So It Goes in Rotterdam: Internal Exclusion

At The Rotterdam Windmill, Michael O'Connor provides a post-election analysis on his independent run for town council in Rotterdam, NY:
The election is over. I lost. The alternative choice we had hoped to provide by creating the independent No New Tax Party ballot line was not fully embraced by the electorate, although we pulled some significant numbers in spite of prognostications otherwise. In the end, it simply wasn’t enough.

The ramifications of our involvement though have caused many to speculate that “we split the vote” and were responsible for the paradigm shift of power in the town. A Republican supermajority was transformed into a Democrat supermajority overnight. It was a Democrat sweep of epic proportion.

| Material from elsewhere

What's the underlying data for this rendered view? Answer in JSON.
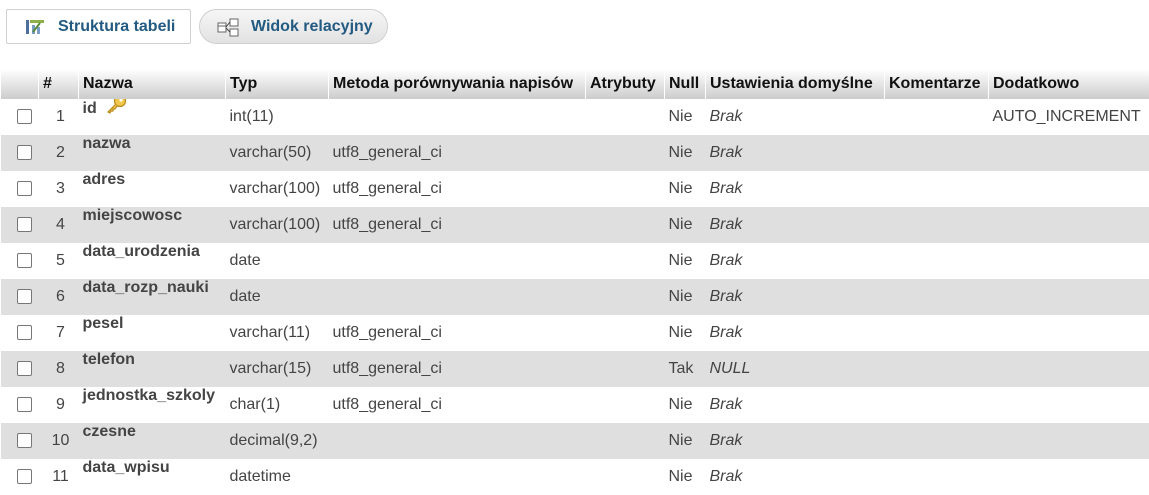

So what does that mean? First, it means some people (ousted Republican incumbents and their leadership) are really, really p*ssed. They attribute the loss solely to the existence of the No New Tax Party. They assume that we split the vote and ALL our votes, or at least the majority of them, would’ve gone to the Republican candidate. Maybe, but I don’t agree. The argument is fair enough but I think it’s too simplistic. Here’s why: it doesn’t account for the fact that we appealed to independent voters, some that may not have even voted otherwise and also that we commanded many Democrat votes as well. It also doesn’t account for the impact of an ill-advised Republican attempt to create a new town-wide tax district prior to the election. In other words, it’s plausible that the Republicans lost because of their own missteps. [Emphasis added.] There is an element of party arrogance that hasn’t been acknowledged. People definitely wanted and voted for “change.” We tried to provide it in the form of the No New Tax Party but instead the voter opted for the “change” offered by the Democrats. In my opinion, the Republicans would’ve lost the election either way, albeit by a narrower margin perhaps.

Let’s take a closer look at my race in particular. Remember, I won the primary in September to secure the Republican ballot line and thus, essentially returned the dynamic in my race to the traditional dynamic of two-party politics. I was competing in a separate, special election rolled into the general election. My opponent was a Democrat, who also had the Conservative endorsement. I’ve been the recipient of some Republican leadership wrath because they lost control of the town when their candidates fell to the Democrats. They blame me. I don’t believe the blame is warranted but I understand how I make a convenient scapegoat. If the Republican leadership really was interested in keeping seats, they would’ve supported me after I rightfully won the Republican primary. They didn’t. Moreover, a prominent Republican state assemblyman appeared on my Democratic opponent’s campaign mailer days before the general election. [Emphasis added.] I lost by 572 votes and actually commanded more total votes than either of the two big dog Republican candidates running for the 4 year terms in the other race. Not too shabby in my book.
Read the whole thing. Given that Michael established an independent ballot line for the No New Tax Party, and secured the Republican nomination in that party's primary, the response to his effort by the local Republican Party establishment is doubly instructive. By framing the No New Tax Party as a third party "spoiler," GOP leaders can avoid taking any responsibility for their party's loss. On the other hand, even though he was endorsed by a majority of Republican voters, Michael was still effectively marginalized as an outsider by the GOP establishment, which may well have cost him the election. This is another example of what I have previously called 'internal exclusion':
the duopoly parties systematically exclude third party interests from everyday political discourse and activity, while framing this disenfranchisement as a triumph of democracy and non-partisan law-making . . . However, it should also be noted that such exclusionary policies and practices are not confined to eliminating external threats to the order of the duopoly. Two-party discipline also necessitates what we may call internal exclusions, which maintain the 'integrity' (and I use this term loosely) of the established structure of power . . . The two party system maintains and reproduces itself by means of external exclusions possible only on the basis of the bipartisan front, as well as internal exclusions which consolidate the power of party elites via the discipline of the good old boys and girls clubs.


American Daughter said...

There is NOTHING in the US Constitution that establishes political parties. Anyone has just as much right under the law to form a party and field candidates as the Dems and Pubs.

For the two major parties to suggest otherwise means they do not believe in our system of government as the founders intended. In a truly free US, NO special interests should be allowed to hijack the electoral process, as the Dems and Pubs have done. They are organized monied special interests, and exclude real honest citizens.

With a destructive system of patronage, they suborn the selection of qualified candidates, and create a self-serving network of good old boys.

d.eris said...

Couldn't have said it better myself, American Daughter. With regard to the constitutional issues, I find especially offensive the fiction – commonly maintained by Democrats, Republicans and other supporters of the two-party state – that the parties to the two-party state somehow form a "check and balance" against one another. With this insidious formulation, they imply that what is little more than a convention for the maintenance of the status quo is part and parcel of the Constitution of the United States.